= Problem statement =
In the listing below, pick out lines with "subtitle".

= Material provided =

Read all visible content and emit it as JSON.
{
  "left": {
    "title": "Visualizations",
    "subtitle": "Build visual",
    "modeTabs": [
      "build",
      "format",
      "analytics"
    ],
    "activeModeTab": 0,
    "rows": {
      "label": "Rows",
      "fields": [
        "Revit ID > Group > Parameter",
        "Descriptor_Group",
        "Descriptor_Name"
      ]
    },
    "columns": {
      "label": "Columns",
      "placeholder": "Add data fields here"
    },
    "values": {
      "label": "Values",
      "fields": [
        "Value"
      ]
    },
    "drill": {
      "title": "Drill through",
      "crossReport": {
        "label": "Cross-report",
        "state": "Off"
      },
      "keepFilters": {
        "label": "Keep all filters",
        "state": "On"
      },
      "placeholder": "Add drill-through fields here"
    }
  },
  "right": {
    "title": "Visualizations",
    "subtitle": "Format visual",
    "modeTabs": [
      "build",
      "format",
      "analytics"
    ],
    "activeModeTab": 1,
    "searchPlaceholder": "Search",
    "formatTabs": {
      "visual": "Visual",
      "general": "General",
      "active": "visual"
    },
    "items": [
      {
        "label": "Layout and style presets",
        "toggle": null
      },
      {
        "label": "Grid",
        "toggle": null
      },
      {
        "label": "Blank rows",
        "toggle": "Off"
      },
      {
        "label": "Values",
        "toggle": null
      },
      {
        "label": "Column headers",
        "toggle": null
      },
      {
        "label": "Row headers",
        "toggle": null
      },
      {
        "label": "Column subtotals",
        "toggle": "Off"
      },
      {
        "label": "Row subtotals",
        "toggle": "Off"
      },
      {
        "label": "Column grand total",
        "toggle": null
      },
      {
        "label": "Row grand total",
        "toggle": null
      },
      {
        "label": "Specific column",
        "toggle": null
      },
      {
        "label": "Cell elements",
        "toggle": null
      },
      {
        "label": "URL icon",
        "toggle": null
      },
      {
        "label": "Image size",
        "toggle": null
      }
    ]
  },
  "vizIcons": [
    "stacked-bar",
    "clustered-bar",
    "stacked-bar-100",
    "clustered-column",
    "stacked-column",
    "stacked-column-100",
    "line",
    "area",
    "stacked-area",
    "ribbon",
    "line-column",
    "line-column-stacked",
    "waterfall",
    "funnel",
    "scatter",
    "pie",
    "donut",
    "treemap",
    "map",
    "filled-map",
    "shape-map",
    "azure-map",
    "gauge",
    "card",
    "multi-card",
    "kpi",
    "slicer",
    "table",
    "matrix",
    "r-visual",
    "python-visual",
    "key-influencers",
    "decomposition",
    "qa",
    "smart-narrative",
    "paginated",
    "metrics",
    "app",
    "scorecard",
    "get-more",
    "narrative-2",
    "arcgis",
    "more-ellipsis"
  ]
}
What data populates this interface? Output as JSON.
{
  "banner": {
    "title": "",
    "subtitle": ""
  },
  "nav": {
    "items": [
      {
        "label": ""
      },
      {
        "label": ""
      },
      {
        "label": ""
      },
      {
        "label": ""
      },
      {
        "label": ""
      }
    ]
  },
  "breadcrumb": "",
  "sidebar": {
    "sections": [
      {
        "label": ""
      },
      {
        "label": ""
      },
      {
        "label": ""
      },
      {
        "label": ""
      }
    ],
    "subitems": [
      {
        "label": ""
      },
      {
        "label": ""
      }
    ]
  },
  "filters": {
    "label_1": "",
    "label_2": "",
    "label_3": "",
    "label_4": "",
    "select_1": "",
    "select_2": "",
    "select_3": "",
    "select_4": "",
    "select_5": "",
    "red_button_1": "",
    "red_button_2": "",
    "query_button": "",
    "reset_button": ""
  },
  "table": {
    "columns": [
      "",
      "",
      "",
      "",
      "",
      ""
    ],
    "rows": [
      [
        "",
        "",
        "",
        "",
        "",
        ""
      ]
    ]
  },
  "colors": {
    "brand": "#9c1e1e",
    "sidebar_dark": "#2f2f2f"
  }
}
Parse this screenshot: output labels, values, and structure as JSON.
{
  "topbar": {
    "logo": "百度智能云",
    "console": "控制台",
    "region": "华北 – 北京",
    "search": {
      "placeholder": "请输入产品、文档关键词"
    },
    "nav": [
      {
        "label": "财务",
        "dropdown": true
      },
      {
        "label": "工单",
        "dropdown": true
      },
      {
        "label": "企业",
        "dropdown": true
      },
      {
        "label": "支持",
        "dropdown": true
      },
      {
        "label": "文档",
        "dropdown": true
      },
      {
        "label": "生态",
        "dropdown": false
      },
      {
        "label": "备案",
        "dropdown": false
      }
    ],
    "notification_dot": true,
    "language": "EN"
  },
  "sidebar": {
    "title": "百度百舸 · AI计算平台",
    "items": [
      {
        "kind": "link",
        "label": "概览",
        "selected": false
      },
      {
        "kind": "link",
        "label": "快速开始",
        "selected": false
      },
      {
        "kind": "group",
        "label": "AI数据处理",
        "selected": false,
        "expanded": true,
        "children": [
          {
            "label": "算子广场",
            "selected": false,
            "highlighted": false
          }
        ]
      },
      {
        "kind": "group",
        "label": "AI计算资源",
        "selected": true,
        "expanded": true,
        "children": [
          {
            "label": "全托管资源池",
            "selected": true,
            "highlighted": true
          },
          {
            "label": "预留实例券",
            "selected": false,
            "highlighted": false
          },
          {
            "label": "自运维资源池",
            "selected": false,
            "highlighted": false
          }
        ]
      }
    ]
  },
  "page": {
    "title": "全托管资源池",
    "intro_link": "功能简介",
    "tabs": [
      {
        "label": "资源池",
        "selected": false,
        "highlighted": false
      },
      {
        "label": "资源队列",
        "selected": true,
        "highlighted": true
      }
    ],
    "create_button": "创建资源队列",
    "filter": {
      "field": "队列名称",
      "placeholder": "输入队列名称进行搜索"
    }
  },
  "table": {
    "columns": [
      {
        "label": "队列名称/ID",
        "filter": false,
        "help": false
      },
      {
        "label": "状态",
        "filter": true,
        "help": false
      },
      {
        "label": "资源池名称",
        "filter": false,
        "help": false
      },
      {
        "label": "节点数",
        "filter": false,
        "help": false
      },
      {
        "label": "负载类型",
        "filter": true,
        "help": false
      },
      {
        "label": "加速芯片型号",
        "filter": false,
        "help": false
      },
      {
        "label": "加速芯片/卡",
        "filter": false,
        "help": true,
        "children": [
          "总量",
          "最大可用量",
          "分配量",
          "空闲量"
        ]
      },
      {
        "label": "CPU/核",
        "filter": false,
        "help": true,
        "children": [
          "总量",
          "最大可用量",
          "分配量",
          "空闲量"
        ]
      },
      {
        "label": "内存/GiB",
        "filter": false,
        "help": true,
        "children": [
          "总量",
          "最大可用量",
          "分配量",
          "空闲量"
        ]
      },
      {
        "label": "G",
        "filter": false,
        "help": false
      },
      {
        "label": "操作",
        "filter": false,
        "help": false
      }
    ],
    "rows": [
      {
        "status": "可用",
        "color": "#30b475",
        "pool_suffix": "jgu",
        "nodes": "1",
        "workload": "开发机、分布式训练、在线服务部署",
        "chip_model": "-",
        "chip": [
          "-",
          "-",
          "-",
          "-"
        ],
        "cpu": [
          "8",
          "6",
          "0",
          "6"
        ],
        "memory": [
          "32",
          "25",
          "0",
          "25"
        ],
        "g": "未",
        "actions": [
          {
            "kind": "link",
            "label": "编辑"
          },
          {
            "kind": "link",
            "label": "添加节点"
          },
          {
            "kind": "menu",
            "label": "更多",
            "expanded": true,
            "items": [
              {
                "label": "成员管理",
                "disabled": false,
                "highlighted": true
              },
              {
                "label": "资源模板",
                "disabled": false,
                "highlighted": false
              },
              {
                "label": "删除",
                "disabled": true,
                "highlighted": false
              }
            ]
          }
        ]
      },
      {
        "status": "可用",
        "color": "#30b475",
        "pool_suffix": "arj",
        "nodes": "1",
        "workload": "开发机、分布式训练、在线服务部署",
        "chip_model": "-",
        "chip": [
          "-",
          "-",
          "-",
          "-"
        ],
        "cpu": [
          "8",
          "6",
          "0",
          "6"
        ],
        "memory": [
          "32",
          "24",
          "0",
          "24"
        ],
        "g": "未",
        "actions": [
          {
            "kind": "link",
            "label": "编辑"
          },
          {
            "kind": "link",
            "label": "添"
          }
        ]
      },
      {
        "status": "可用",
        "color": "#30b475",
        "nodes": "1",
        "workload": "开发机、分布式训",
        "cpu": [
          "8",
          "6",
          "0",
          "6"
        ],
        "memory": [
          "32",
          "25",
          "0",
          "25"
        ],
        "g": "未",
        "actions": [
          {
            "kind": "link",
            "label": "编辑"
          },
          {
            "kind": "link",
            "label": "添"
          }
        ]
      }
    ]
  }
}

= Solution to this problem =
    "subtitle": "Build visual",
    "subtitle": "Format visual",
    "subtitle": ""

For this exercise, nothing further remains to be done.